▼

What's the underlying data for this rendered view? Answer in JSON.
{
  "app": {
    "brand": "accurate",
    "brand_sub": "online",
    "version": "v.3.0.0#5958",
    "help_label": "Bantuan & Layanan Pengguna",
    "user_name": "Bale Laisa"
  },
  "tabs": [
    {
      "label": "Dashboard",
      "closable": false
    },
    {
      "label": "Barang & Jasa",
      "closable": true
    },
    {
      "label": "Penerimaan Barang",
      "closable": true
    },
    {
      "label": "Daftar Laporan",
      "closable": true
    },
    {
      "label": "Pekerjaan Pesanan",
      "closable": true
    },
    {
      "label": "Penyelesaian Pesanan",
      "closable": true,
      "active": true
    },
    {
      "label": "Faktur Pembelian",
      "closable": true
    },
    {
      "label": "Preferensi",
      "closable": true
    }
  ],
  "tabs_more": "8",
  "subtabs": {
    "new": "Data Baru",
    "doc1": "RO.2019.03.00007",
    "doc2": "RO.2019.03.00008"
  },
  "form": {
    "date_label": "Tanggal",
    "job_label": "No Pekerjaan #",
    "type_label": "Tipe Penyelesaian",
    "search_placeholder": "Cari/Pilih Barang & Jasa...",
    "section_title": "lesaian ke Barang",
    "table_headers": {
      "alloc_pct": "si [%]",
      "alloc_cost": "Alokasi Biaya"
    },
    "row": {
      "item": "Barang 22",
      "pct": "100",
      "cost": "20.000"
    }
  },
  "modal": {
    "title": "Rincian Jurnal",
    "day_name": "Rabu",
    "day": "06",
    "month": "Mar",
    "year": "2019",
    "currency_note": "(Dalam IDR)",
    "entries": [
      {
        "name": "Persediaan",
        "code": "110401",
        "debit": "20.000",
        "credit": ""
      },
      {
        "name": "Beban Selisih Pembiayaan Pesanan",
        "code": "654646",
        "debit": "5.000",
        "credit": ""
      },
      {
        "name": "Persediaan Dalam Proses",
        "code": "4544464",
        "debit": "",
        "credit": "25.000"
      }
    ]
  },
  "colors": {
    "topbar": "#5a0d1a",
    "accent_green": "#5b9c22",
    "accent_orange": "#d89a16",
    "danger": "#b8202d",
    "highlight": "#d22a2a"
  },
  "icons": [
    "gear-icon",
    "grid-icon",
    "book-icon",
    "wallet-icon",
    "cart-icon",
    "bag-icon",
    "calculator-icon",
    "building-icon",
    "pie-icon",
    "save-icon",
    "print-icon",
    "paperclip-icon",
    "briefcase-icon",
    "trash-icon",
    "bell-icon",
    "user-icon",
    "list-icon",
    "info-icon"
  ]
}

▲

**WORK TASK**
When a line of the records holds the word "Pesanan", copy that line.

**SOLUTION**
      "label": "Pekerjaan Pesanan",
      "label": "Penyelesaian Pesanan",
        "name": "Beban Selisih Pembiayaan Pesanan",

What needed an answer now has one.